Most of the money donated to Sarah Palin by gullible admirers goes to pay for consultants
The hypocrisy here is too, too delicious:
In her recent speech at the Conservative Political Action Conference, Sarah Palin had some bad things to say about political consultants.
But, of course, paying for consultants is how Palin spends the lion’s share of the money donated to her own Political Action Committee, as we see HERE:
Seen through the lens of the invaluable Center for Responsive Politics, Palin’s PAC spent $5.1 million in the last election cycle (more than it raised in that time period, raising some questions about Palin’s claims of fiscal responsibility).
But the real news comes when you look at how donors’ money was actually doled out: just $298,500 to candidates. The bulk of the rest of it, more than $4.8 million, went to—you guessed it—consultants.
That’s some seriously hypocritical overhead.
In total, Palin’s PAC spent $980,000 on campaign expenses, $1.3 million on administrative costs (including almost a million dollars on postage), and three-quarters of a million on fundraising. Hidden in all of this—amid the direct mail and the media buys—is consultants’ cut of every dollar spent.
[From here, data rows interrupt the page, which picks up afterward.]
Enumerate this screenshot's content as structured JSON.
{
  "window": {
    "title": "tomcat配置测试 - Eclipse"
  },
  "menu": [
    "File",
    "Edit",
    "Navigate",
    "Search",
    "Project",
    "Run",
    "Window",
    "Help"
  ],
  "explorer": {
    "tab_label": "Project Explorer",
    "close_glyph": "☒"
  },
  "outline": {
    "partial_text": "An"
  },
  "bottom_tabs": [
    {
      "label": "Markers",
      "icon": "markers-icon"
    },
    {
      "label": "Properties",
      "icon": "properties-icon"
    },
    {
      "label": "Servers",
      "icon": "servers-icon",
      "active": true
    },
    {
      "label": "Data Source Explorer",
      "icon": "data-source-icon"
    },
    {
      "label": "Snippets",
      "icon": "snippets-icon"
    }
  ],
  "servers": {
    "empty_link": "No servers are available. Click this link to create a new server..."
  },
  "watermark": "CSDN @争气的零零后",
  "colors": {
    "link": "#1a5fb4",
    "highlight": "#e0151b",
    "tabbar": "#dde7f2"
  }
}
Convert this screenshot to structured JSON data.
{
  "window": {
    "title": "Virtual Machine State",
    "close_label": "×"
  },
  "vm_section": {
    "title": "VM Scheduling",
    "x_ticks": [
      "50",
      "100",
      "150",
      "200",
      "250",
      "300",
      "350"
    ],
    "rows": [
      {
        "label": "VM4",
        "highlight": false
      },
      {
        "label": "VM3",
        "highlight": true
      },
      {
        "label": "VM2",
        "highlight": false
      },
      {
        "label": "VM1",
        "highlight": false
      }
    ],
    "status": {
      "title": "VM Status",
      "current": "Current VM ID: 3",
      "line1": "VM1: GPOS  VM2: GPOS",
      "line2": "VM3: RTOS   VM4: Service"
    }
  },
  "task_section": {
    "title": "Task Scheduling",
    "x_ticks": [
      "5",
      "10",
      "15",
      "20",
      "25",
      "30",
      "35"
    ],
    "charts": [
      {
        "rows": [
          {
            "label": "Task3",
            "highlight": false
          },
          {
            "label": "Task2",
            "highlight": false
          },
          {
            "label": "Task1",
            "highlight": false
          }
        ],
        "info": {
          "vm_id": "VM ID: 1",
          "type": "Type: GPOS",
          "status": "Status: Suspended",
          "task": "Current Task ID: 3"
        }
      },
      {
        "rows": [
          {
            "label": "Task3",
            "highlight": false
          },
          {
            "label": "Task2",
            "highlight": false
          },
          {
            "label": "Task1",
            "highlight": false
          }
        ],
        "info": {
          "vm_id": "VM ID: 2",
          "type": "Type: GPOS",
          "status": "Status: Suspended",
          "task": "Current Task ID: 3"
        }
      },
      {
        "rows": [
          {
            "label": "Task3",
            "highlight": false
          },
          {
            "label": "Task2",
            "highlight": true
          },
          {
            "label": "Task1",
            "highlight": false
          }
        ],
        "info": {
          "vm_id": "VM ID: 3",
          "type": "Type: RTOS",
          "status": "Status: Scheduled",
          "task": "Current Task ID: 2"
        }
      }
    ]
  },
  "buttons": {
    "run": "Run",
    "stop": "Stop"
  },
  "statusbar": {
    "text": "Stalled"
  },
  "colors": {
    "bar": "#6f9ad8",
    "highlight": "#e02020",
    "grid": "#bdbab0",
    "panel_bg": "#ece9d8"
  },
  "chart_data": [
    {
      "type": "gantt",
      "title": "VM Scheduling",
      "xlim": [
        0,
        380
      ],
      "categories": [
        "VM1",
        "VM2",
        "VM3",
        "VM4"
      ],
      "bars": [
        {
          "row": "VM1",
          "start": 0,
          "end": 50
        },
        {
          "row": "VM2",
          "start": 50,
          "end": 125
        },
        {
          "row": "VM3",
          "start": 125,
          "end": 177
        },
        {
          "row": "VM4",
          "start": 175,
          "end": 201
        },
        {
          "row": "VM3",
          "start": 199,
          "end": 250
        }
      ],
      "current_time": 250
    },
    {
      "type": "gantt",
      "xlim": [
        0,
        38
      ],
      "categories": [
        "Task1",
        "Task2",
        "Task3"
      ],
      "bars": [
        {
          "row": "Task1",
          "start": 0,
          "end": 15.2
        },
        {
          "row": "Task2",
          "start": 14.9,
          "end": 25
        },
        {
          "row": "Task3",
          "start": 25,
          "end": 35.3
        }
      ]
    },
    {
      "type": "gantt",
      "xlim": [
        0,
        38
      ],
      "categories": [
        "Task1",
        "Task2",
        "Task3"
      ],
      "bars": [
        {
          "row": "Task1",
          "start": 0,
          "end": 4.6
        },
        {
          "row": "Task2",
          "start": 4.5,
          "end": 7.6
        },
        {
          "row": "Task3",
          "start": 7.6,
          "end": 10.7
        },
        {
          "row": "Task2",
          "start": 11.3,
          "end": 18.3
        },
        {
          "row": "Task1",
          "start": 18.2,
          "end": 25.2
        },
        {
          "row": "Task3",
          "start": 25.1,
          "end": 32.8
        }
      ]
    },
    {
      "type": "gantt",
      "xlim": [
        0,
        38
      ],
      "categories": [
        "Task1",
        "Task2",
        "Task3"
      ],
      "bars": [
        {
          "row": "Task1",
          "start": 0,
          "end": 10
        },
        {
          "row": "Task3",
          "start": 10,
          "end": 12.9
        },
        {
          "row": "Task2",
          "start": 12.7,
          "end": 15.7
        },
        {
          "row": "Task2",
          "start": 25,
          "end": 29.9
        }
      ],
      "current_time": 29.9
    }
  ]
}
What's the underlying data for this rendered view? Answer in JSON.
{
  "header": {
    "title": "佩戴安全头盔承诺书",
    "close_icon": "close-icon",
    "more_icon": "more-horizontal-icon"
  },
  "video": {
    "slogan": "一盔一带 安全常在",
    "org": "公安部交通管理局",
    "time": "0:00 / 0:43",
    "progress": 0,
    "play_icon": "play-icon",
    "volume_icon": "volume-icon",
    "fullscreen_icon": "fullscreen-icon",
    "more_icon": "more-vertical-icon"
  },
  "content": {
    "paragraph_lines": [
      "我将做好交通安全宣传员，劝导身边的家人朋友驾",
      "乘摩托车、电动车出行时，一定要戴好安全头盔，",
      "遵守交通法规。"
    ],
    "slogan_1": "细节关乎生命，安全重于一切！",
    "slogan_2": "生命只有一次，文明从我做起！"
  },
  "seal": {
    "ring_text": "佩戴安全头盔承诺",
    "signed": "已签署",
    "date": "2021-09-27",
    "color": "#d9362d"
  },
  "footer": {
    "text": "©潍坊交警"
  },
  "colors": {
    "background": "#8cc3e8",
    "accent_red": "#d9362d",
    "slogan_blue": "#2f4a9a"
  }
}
These are the top-line costs of life in PAC era. But the devilish details in expense reports are what makes it really come alive. Palin’s chief PAC consultant, Tim Crawford, pocketed more than $321,000 this election cycle in direct payments alone, according to the documents. Aries Petra Consulting was taking in between $6,000 and $8,000 a month for speechwriting and “grassroots consulting”—something that sounds like an oxymoron, but ended up costing north of $160,000. C&M Transcontinental racked up $10,000 a month in management consulting, which is hard to imagine for a PAC whose job is simply to raise money and spend it on candidates. Inside SarahPAC, there were consultants for research and consultants for logistics and consultants for issues and on and on and on. It’s hard to find any area where consultants weren’t employed.
So when Palin thundered at CPAC that “Now is the time to furlough the consultants, and tune out the pollsters, send the focus groups home and throw out the political scripts, because if we truly know what we believe, we don’t need professionals to tell us”—it was a riff written by speechwriters and informed by all tools she tried to diss.